- trouble focusing on any task at hand
- Prone to quick boredom
- difficulty learning, understanding and organizing new information
- trouble completing homework or losing important items needed for tasks
- becoming confused easily or daydreaming often
- Not listening when others are trying to communicate
- difficulty following instructions
- processing information slowly, and still making mistakes
In order for doctors to decide that a person has any of the forms of ADHD, the doctor would need to closely look at the patient’s behavior over a time to determine if they actually do have the disorder, or if it is simply a personality flaw. The doctor would need to confirm that the patient had at least six to nine of the symptoms.
Combined ADHD Type
People who have a combined-type form of ADHD demonstrate six or more symptoms of inattention, and six or more symptoms of hyperactivity and impulsivity. In order for a person to have ADHD Combined Type, they must meet the guidelines of both ADHD Primarily Inattentive and ADHD Primarily Hyperactive-Impulsive disorder.
What Are ADHD Patients like?
A person with the hyperactivity sub group of ADHD would be your typical 10-year-old kid who loves to climb trees, jump off chairs and make a disorderly mess in his room. He often talks excessively in class, therefore interrupting class discussions. While some of his friends love his “out of the box” and bigger than life attitude, his parents and adults in general, are not particularly impressed by his attitude because they think that he is a problem child.”He never stops talking!” they say Although this child may try his hardest to be a good kid, he often cannot help the way he feels, acts and reacts to certain situations around him. Kids with hyperactivity disorder tend to be boys. On the other hand, the inattentive subgroup of ADHD can be seen in the quiet twelve year old girl who often sits by the window and stares out of it docilely as her algebra homework sits at the table, unfinished.
Adults experience ADHD symptoms slightly differently. In the case of adults, symptoms of restlessness and disorganization in kids are magnified and translated into bigger symptoms such as difficulty keeping jobs, persistent and chronic lateness, and difficulty maintaining any form of human relationships, to name a few.
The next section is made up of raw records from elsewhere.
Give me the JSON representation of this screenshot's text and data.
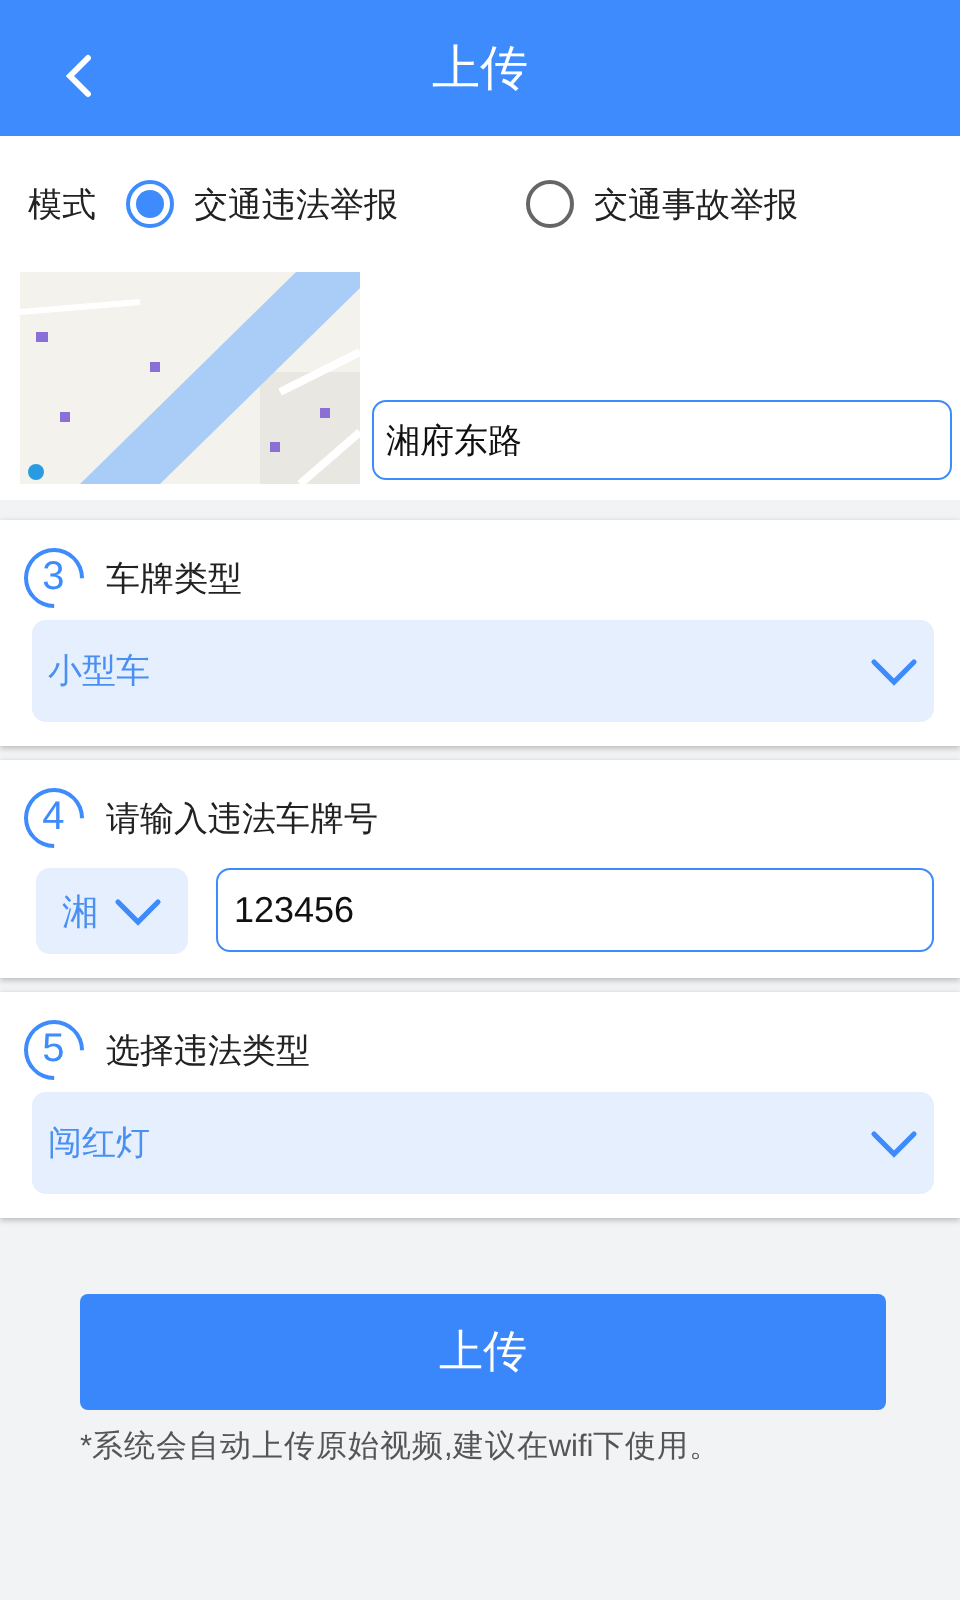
{
  "header": {
    "title": "上传"
  },
  "mode": {
    "label": "模式",
    "options": [
      {
        "label": "交通违法举报",
        "selected": true
      },
      {
        "label": "交通事故举报",
        "selected": false
      }
    ]
  },
  "location": {
    "address": "湘府东路"
  },
  "sections": [
    {
      "number": "3",
      "title": "车牌类型",
      "kind": "select",
      "value": "小型车"
    },
    {
      "number": "4",
      "title": "请输入违法车牌号",
      "kind": "plate",
      "province": "湘",
      "plate_number": "123456"
    },
    {
      "number": "5",
      "title": "选择违法类型",
      "kind": "select",
      "value": "闯红灯"
    }
  ],
  "upload_button": "上传",
  "note": "*系统会自动上传原始视频,建议在wifi下使用。"
}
Although ADHD is a mental condition that cannot fully be cured, there are several methods that can help patients who suffer from it to manage their condition effectively. The medical world offers some hope for people who suffer from ADHD through stimulant and non stimulant treatment channels. In most cases, including other types of treatment options may be helpful as well. While stimulant and non stimulant medications can be effective, they do come with their side effects, which could mirror the ADHD symptoms. (nervousness, irritability, sleep deprivation, etc). There are also therapeutic options available for adults and children that suffer from this condition to help them adjust appropriately so that they can properly relate to the world around them. Parents, if you are reading this and your child has ADHD, please be patient with them. It is not your fault, neither is it their fault. Love your kids despite their conditions, be there for them and let them know that you will be there for them every step of the way. They won’t ever forget it.